Iran Threatens To Close Strait Of Hormuz If US Blocks Its Oil Exports
Courtesy of Zero Hedge
With oil surging to a six month high after a now confirmed report that Trump will not reissue Iranian oil export waivers after they expire on May 2, removing up to 1 million barrels from the market…
… Tehran has gone on the offensive and on Monday a senior Iranian military official said the Islamic Republic will close the Strait of Hormuz if it’s prevented from using it, the state-run Fars news agency reported.
“The Strait of Hormuz based on international law is a waterway and if we are prevented from using it, we will close it,” Fars reported, citing Alireza Tangsiri, head of the revolutionary guards navy force.
To be sure, this is not the first time Iran has made such a threat: back in December Iran warned it would close the global oil chokepoint, when it said that "if someday, the United States decides to block Iran’s oil (exports), no oil will be exported from the Persian Gulf."
President Rouhani's December threat had been welcomed by hardline clerics and military officials, including Gen. Qassem Soleimani, the commander of the Revolutionary Guard’s elite Quds Force.
Previously, in early November, a prominent hardline cleric told a Friday prayer gathering in Mashhad, considered Iran's spiritual capital, that Iran has the power to "instantly" create conditions for $400 a barrel oil prices if it decides to act in the Persian Gulf. Shia cleric Ayatollah Ahmad Alamolhoda grabbed headlines at the time by declaring, "If Iran decides, a single drop of this region's oil will not be exported and in 90 minutes all Persian Gulf countries will be destroyed."
The Strait of Hormuz is a narrow waterway carrying a fifth of the world’s traded oil that Iranian officials have threatened to block in retaliation for sanctions targeting the country’s nuclear program.
The U.S. has said it would move to stop any Iranian attempt to block the waterway.
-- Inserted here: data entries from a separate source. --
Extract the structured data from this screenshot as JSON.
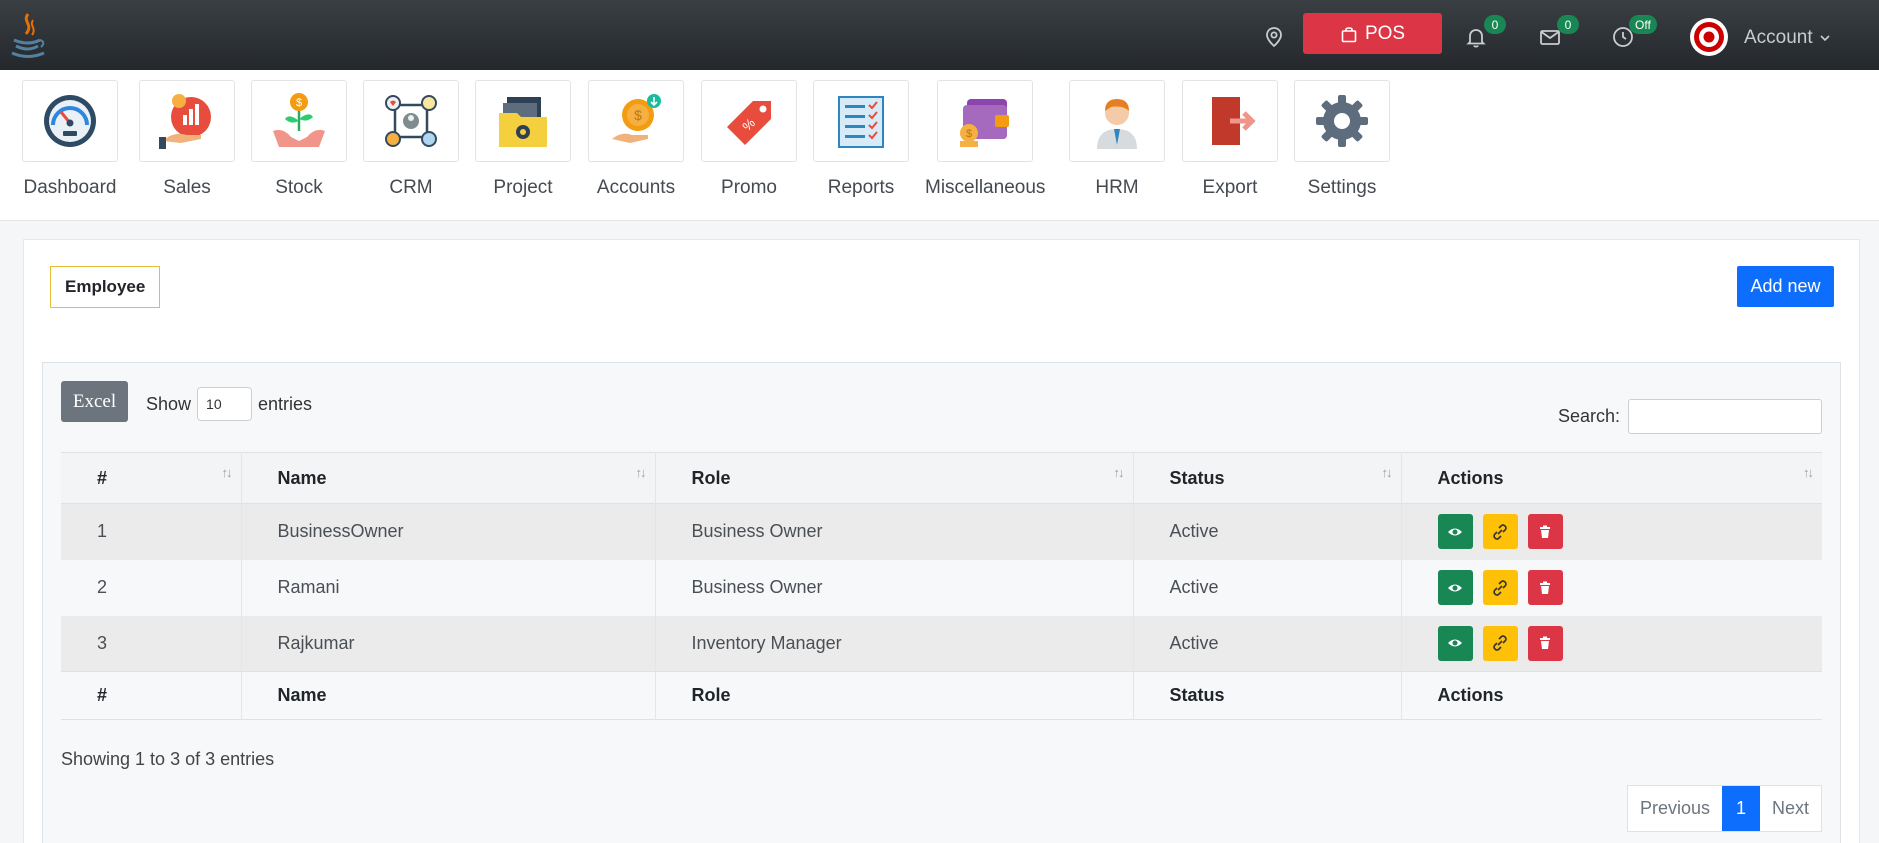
{
  "header": {
    "pos_label": "POS",
    "notifications_badge": "0",
    "messages_badge": "0",
    "clock_badge": "Off",
    "account_label": "Account"
  },
  "modules": [
    {
      "label": "Dashboard",
      "icon": "dashboard-gauge-icon"
    },
    {
      "label": "Sales",
      "icon": "sales-chart-hand-icon"
    },
    {
      "label": "Stock",
      "icon": "stock-plant-icon"
    },
    {
      "label": "CRM",
      "icon": "crm-network-icon"
    },
    {
      "label": "Project",
      "icon": "project-folder-gear-icon"
    },
    {
      "label": "Accounts",
      "icon": "accounts-coin-hand-icon"
    },
    {
      "label": "Promo",
      "icon": "promo-tag-icon"
    },
    {
      "label": "Reports",
      "icon": "reports-checklist-icon"
    },
    {
      "label": "Miscellaneous",
      "icon": "wallet-icon"
    },
    {
      "label": "HRM",
      "icon": "employee-person-icon"
    },
    {
      "label": "Export",
      "icon": "export-door-icon"
    },
    {
      "label": "Settings",
      "icon": "settings-gear-icon"
    }
  ],
  "page": {
    "section_label": "Employee",
    "add_new_label": "Add new"
  },
  "table_controls": {
    "excel_label": "Excel",
    "show_label": "Show",
    "entries_value": "10",
    "entries_label": "entries",
    "search_label": "Search:"
  },
  "table": {
    "columns": [
      "#",
      "Name",
      "Role",
      "Status",
      "Actions"
    ],
    "rows": [
      {
        "num": "1",
        "name": "BusinessOwner",
        "role": "Business Owner",
        "status": "Active"
      },
      {
        "num": "2",
        "name": "Ramani",
        "role": "Business Owner",
        "status": "Active"
      },
      {
        "num": "3",
        "name": "Rajkumar",
        "role": "Inventory Manager",
        "status": "Active"
      }
    ]
  },
  "footer": {
    "info": "Showing 1 to 3 of 3 entries",
    "prev_label": "Previous",
    "page": "1",
    "next_label": "Next"
  },
  "colors": {
    "pos": "#dc3545",
    "primary": "#0d6efd",
    "success": "#198754",
    "warning": "#ffc107",
    "danger": "#dc3545"
  }
}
As such, if Trump is indeed serious about not renewing Iran's export waivers, it may launch a sequence of events that culminated with regional war that pits Iran against the US, Israel, and Saudi Arabia. Whether or not Russia and China back Iran could mean the difference between a localized conflict and World War III.